The person you’re giving feedback doesn’t always want it at first, and it can seem a perilously delicate thing to deliver well. It’s nonetheless vital. TM Charles makes a point of overcommunicating his expectations to his subordinates, saying nobody should be murky on what is expected of them. To his peers and those at higher levels, he won’t shy from giving tactful advice on what he thinks they could benefit from practicing, whether it’s an aspect of their public speaking or a leadership choice.
Stay conscious of how many negative and positive things you’re saying when you address any person or group. Charles remembers a case where he was giving a subordinate what he thought was positive feedback, but it felt more like a smackdown because of the amount of small points of improvement he brought up along with it. Keep track of the number of your positive and negative statements, whatever their scope, and balance them appropriately. People can generally retain and work on one thing at once, give one avenue you think they could improve when you try to steer anyone towards greater efficacy.
A bad leader will often manage by exception, allowing things to unfold without guidance or support until something breaks down and there’s a fire to put out. Many can reference Simon Sinek and other leadership luminaries, but few internalize practices like Start With Why. Take the time to be proactive with your course corrections and reap the benefits.

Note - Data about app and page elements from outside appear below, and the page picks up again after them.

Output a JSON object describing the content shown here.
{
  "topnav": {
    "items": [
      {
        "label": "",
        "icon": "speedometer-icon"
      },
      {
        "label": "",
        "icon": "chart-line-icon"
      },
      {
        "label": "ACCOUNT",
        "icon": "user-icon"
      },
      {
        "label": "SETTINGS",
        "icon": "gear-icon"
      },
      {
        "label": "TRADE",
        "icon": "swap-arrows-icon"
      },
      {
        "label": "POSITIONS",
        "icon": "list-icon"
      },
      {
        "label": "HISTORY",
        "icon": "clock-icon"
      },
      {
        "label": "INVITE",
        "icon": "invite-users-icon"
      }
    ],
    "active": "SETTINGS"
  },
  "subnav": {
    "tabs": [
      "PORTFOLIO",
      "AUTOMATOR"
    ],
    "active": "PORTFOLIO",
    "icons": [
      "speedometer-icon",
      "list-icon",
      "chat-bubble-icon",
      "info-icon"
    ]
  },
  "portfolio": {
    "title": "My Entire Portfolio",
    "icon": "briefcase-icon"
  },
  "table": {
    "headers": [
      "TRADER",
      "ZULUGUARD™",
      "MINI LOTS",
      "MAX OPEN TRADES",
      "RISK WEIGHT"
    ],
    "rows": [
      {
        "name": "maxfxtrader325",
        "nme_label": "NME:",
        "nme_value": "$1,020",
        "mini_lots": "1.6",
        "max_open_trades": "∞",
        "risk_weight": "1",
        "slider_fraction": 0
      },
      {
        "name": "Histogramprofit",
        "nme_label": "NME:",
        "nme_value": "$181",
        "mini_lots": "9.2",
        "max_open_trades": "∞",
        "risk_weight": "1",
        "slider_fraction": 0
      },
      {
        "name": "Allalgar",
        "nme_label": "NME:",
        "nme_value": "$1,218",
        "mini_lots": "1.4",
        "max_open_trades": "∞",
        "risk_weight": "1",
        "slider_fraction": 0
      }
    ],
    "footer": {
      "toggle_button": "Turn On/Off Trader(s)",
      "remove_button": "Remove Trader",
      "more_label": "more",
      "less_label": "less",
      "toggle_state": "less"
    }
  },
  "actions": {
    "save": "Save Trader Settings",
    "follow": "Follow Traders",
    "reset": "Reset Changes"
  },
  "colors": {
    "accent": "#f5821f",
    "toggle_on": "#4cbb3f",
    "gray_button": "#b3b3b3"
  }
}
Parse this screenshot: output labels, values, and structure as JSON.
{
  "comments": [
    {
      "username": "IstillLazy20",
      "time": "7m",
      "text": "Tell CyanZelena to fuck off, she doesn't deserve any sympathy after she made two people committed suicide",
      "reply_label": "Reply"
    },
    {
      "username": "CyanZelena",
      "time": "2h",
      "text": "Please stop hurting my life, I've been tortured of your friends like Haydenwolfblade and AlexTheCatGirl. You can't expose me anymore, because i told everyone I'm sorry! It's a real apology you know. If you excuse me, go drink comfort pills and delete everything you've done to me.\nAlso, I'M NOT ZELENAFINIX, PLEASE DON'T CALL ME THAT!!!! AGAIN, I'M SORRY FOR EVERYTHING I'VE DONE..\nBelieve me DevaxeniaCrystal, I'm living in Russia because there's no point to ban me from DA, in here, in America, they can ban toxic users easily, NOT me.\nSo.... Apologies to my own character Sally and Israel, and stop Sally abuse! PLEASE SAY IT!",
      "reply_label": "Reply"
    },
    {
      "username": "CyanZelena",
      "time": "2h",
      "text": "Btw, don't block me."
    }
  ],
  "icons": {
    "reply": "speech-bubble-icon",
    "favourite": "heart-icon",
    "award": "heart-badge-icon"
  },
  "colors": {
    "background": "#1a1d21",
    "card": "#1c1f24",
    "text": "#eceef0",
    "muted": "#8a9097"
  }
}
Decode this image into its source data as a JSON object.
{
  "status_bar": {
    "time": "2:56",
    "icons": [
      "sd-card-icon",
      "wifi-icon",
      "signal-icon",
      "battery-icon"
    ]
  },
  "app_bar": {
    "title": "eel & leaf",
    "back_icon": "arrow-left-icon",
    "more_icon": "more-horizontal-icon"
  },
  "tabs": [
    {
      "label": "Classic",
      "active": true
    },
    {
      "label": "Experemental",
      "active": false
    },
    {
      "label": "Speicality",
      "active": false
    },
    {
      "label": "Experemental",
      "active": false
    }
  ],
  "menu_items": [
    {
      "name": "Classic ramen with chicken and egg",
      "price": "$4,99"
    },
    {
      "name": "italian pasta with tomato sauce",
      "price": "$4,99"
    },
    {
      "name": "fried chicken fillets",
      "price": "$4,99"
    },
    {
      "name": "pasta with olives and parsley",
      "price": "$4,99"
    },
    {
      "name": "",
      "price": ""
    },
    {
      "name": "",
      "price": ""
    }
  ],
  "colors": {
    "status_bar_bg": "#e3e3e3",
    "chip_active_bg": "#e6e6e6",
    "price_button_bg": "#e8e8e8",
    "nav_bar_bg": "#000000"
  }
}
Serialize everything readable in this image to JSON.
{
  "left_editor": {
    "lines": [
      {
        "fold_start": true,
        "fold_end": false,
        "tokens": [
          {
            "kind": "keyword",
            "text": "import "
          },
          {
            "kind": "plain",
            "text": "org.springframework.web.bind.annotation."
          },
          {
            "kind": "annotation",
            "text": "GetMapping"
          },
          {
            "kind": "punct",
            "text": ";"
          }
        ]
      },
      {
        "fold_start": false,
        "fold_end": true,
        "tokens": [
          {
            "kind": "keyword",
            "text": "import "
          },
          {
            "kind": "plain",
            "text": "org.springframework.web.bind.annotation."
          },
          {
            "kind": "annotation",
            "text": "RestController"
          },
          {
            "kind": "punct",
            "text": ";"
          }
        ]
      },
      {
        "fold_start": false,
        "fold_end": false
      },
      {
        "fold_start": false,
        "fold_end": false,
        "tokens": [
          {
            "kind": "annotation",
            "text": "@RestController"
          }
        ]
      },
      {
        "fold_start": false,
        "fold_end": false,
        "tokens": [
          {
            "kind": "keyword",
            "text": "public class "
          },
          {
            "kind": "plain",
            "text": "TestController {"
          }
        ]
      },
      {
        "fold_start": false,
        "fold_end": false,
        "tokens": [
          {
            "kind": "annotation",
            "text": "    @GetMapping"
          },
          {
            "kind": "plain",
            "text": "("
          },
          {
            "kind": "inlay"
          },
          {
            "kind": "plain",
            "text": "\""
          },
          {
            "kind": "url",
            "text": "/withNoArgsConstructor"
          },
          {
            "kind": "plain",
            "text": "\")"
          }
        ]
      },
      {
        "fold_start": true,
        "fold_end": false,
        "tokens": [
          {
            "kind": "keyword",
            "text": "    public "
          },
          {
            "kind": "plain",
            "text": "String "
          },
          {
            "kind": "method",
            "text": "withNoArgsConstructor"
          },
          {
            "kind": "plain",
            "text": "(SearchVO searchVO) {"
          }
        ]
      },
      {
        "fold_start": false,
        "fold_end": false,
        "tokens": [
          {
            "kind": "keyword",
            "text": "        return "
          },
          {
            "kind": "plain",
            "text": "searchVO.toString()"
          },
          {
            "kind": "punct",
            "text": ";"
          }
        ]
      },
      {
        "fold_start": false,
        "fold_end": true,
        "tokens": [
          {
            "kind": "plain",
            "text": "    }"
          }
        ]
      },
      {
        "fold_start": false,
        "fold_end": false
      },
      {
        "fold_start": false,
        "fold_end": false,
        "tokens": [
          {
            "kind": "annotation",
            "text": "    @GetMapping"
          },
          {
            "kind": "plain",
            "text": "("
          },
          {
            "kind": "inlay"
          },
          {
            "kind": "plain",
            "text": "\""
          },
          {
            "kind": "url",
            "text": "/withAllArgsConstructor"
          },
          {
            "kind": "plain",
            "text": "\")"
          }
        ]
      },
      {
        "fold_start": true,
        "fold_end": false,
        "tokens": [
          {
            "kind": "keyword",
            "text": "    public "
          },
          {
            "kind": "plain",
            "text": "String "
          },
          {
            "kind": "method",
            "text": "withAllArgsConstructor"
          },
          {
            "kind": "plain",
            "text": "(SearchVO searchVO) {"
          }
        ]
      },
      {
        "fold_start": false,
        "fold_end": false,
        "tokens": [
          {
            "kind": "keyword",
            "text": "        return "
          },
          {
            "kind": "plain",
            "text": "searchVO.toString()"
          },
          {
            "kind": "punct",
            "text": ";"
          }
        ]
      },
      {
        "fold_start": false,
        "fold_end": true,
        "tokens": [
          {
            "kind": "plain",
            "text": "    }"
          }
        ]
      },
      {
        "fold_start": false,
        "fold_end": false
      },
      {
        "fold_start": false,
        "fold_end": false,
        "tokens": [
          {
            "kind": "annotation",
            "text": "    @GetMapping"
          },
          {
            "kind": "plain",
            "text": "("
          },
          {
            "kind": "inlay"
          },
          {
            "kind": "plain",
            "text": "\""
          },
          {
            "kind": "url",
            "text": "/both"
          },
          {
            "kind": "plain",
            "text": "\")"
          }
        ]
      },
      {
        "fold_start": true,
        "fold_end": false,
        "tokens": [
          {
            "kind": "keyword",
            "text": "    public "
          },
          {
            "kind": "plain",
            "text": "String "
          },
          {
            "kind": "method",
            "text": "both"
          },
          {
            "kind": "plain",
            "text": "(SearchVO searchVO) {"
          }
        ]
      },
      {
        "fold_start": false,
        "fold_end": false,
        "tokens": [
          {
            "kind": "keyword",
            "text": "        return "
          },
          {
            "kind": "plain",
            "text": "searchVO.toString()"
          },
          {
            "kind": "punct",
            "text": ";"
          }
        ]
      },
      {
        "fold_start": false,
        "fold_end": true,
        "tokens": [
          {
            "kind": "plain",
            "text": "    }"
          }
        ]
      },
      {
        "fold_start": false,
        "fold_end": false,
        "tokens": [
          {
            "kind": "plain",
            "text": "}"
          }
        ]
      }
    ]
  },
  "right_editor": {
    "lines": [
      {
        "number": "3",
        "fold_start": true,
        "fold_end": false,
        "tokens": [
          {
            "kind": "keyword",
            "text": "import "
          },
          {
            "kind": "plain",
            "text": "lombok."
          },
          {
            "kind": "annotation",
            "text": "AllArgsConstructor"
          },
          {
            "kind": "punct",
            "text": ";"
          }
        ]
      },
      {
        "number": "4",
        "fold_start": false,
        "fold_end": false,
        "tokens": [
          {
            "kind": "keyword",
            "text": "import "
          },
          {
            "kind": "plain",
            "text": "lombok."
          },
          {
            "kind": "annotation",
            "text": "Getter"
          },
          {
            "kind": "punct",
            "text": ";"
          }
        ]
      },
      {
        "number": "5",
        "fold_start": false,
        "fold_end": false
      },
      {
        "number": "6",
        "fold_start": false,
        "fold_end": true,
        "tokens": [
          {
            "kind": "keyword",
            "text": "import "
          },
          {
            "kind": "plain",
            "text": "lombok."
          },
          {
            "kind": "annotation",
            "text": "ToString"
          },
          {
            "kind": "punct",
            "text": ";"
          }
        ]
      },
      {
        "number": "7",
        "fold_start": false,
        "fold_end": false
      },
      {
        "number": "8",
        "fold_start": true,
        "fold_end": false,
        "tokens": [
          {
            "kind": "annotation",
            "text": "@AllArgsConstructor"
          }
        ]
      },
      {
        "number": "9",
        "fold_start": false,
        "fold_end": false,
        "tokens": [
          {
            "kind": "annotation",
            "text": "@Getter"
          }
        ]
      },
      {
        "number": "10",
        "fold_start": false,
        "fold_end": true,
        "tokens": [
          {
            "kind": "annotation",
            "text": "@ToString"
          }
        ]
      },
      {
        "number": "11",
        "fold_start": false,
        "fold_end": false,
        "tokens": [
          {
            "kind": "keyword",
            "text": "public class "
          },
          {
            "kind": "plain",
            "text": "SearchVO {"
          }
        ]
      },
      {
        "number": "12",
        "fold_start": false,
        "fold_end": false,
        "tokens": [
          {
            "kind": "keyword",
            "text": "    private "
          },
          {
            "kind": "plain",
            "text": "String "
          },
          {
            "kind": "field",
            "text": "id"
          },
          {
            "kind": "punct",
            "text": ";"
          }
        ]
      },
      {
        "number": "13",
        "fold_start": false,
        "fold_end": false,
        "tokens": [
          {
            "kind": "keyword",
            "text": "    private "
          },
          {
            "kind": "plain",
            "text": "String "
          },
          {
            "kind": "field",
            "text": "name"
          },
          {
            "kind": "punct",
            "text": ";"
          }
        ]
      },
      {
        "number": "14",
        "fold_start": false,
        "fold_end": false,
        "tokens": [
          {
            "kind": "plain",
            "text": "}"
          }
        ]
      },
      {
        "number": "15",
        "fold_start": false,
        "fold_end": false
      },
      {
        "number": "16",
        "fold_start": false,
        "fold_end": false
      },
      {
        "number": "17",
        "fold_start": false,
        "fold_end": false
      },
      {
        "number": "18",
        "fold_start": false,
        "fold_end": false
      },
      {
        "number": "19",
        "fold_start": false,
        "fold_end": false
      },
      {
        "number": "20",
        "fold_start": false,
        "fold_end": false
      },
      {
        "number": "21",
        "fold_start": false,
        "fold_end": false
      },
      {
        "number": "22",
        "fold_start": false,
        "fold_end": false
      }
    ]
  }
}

Everyone has a cultural lens that affects their outlook. TM Charles is an acute example, being a British-American steeped in BBC radio dramas and travel to Europe. In too many places, people from diverse backgrounds are regularly marginalized. The perspectives that could help solve the problems you’re getting after will be stifled if people feel uncomfortable speaking up. When this happens, you lose out on a lot. To fix this, you have to adjust the norm in your organization. In professional development, set expectations firmly and early. When conflicts bubble up to you and you see your environment is out of balance, use instruments like diversity and inclusion councils to help you identify where the problem is so you can start to fix it.
Charles Edwards enthusiastically admits he owes a lot to his fourteen years of Toastmasters membership. Regularly practicing giving focused, constructive feedback and working on communication skills gives benefits most professionals want but few ultimately get.
We thank our Member of the Month tremendously for giving back with his time and perspective.
District 49 Public Relations
Charles Edwards was one of the Hawaii Toastmasters speaking at the TEDx Hickam event in February 2020. Here is his speech: